Below are the entries; return every line among them that holds the word "Natalie".

── RECORD EXCERPTS

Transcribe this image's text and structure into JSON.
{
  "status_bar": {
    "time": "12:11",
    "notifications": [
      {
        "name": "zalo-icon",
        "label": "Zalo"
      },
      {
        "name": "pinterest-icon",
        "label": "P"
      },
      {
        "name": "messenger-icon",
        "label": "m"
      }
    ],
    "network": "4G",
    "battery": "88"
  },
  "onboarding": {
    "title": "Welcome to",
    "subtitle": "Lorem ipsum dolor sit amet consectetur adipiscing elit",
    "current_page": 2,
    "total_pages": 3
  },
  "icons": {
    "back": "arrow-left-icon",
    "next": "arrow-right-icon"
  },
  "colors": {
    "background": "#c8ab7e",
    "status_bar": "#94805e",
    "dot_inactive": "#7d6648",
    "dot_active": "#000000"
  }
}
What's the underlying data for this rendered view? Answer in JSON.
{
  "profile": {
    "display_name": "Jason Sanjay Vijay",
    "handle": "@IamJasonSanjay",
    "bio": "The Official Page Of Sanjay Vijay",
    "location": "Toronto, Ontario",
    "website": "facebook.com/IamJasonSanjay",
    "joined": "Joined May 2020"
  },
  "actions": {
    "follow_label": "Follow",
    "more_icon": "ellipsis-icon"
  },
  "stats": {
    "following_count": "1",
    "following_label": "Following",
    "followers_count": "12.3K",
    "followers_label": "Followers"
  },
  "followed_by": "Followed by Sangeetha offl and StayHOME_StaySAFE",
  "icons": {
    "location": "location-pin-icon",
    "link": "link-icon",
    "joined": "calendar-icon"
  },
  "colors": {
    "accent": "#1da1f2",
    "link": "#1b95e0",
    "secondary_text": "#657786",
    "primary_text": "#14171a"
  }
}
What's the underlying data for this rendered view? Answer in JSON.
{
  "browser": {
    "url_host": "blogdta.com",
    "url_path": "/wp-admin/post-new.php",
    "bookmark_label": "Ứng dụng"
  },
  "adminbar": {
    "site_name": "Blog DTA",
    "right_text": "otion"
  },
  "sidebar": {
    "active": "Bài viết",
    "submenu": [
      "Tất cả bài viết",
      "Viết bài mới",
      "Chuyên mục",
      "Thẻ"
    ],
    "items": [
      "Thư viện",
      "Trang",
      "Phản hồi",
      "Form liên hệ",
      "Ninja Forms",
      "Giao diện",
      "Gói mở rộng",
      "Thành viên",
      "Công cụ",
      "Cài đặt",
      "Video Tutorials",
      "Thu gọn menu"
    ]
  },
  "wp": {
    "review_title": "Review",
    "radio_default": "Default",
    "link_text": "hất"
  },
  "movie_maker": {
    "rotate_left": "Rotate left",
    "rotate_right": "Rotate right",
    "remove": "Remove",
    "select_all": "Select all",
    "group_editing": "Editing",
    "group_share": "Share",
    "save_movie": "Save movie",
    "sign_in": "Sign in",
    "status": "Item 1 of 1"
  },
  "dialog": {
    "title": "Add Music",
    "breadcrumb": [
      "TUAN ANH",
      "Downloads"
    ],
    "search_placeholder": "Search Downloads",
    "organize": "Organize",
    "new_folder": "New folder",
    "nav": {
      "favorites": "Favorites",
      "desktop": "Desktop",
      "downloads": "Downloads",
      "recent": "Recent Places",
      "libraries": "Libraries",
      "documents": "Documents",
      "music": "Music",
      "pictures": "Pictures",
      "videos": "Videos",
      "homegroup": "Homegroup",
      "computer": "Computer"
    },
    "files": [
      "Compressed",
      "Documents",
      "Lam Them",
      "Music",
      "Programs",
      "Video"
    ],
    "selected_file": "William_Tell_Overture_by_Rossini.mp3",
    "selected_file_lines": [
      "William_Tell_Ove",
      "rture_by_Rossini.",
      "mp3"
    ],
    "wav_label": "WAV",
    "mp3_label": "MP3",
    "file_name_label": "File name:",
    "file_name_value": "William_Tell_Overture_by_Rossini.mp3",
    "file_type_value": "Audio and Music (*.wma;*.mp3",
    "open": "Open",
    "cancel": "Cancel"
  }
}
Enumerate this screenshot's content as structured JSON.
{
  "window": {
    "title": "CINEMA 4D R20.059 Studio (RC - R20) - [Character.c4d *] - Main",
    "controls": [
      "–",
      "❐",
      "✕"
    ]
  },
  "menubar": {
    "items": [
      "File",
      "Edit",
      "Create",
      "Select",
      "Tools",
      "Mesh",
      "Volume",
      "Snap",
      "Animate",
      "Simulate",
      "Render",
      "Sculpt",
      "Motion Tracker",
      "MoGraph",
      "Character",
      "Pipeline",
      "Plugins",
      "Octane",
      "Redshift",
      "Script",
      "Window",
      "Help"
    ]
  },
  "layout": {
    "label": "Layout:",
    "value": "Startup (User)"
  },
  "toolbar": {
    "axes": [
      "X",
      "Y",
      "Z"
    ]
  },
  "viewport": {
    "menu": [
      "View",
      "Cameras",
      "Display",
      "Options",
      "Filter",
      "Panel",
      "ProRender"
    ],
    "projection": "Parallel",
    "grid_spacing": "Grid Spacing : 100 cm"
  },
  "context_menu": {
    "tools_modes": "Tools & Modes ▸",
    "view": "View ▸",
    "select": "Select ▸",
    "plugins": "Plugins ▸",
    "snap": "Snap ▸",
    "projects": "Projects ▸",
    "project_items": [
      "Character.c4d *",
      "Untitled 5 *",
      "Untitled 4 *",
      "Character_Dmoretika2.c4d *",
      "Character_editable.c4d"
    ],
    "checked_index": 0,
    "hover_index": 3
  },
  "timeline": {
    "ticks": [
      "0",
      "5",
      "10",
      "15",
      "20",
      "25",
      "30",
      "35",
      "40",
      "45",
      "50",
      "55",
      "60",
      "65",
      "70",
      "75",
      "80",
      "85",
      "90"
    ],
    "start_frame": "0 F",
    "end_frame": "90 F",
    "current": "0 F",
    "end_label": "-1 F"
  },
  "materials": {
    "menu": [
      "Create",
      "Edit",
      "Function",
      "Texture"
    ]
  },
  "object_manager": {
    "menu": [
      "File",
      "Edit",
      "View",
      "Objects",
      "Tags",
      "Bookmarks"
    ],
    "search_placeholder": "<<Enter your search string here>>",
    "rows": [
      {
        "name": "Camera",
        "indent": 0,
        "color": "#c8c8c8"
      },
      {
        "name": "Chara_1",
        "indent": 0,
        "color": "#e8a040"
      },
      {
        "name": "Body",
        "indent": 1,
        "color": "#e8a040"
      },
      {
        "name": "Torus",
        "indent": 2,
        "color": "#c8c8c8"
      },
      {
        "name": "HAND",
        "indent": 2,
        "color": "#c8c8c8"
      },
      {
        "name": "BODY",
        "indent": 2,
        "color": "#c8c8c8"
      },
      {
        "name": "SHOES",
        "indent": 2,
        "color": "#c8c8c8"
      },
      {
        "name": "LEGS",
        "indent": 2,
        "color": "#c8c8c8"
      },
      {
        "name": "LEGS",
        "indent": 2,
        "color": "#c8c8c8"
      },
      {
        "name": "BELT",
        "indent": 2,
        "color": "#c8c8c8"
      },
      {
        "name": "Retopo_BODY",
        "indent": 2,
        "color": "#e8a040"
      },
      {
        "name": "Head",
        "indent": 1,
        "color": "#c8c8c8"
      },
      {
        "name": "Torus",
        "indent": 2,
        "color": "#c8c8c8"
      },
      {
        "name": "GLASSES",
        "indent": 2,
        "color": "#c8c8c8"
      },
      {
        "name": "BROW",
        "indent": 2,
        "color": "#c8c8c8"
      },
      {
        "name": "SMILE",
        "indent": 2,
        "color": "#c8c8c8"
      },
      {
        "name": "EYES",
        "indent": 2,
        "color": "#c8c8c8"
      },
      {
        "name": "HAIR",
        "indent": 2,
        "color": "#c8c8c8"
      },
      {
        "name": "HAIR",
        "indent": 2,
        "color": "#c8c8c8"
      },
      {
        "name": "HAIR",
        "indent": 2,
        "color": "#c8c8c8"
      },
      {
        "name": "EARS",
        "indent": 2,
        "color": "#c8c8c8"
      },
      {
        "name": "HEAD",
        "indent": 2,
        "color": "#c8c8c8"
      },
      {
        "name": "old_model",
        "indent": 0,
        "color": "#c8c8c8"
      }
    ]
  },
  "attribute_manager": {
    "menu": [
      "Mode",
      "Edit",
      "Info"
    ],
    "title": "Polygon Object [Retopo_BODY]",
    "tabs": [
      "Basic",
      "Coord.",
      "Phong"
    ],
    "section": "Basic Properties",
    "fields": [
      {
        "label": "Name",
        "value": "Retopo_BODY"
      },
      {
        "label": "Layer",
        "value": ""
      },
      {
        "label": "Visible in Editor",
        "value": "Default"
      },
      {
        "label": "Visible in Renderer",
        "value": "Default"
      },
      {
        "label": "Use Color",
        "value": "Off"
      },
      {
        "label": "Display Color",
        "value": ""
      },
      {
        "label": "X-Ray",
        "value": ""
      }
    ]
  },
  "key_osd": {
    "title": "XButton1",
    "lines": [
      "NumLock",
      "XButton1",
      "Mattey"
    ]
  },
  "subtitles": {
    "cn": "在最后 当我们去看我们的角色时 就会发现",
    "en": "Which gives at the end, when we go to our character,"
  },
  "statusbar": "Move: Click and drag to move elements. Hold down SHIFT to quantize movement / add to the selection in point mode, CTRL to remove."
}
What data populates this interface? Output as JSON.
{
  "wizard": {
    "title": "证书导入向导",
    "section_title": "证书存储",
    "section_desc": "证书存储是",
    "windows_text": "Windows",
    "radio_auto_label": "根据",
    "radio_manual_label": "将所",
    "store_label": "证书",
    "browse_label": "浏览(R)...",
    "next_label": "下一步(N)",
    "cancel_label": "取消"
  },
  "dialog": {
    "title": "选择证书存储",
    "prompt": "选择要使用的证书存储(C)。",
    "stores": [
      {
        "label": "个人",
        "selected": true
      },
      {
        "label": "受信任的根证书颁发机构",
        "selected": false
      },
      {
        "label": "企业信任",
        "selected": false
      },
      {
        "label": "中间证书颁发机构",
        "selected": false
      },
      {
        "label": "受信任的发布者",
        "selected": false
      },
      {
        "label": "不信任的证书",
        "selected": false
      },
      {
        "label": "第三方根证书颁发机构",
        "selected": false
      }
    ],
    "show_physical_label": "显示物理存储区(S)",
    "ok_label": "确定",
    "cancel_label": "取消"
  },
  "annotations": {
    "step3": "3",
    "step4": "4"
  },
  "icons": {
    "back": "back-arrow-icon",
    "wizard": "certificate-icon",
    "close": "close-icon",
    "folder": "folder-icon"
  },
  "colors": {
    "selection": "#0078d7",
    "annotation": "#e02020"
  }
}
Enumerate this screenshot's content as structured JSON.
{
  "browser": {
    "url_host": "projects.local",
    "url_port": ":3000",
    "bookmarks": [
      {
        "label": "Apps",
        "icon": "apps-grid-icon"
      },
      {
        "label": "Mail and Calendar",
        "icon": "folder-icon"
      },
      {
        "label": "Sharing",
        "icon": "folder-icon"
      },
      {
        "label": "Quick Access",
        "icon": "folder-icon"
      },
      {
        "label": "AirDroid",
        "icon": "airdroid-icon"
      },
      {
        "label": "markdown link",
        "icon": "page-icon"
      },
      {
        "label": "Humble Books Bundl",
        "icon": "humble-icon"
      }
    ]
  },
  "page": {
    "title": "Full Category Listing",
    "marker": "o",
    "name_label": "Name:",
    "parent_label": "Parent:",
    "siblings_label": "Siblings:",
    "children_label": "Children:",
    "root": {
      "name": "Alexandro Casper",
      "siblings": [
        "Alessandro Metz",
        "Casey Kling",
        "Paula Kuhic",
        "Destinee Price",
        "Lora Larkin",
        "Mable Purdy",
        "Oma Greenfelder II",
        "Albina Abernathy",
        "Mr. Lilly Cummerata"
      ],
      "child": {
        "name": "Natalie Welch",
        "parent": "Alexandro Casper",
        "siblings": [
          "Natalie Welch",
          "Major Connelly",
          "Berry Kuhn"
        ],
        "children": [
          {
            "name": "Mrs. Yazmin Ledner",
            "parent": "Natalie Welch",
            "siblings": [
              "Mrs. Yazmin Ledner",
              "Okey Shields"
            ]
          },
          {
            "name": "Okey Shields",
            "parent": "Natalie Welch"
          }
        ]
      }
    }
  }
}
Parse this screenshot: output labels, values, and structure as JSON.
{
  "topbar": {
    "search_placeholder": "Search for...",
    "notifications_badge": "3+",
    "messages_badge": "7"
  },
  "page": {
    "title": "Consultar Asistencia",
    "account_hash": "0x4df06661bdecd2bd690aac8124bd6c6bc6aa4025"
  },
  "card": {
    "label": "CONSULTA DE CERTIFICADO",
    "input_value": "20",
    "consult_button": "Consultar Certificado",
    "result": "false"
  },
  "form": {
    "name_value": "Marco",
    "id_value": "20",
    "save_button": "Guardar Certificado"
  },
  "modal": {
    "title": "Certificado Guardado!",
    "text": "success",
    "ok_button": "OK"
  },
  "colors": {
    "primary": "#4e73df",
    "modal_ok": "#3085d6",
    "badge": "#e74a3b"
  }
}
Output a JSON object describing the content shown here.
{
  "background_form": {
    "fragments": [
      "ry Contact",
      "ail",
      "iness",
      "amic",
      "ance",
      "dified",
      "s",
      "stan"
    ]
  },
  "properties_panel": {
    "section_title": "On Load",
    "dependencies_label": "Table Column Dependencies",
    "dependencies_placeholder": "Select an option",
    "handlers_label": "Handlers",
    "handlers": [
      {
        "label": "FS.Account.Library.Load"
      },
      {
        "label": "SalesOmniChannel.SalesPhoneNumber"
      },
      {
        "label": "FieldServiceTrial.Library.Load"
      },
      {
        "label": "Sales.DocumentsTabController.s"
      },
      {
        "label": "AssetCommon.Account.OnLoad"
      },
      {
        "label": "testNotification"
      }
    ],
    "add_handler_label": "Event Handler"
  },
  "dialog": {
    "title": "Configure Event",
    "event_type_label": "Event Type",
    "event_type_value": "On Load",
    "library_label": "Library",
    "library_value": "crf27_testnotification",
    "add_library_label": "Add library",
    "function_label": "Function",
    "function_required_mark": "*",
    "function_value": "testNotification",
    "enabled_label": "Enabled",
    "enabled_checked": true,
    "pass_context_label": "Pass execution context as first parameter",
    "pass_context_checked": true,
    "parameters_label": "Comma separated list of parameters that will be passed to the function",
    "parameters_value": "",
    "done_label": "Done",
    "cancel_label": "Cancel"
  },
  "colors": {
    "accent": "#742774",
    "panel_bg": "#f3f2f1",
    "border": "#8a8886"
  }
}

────

== OUTPUT OF THE EXERCISE ==
        "name": "Natalie Welch",
          "Natalie Welch",
            "parent": "Natalie Welch",
            "parent": "Natalie Welch"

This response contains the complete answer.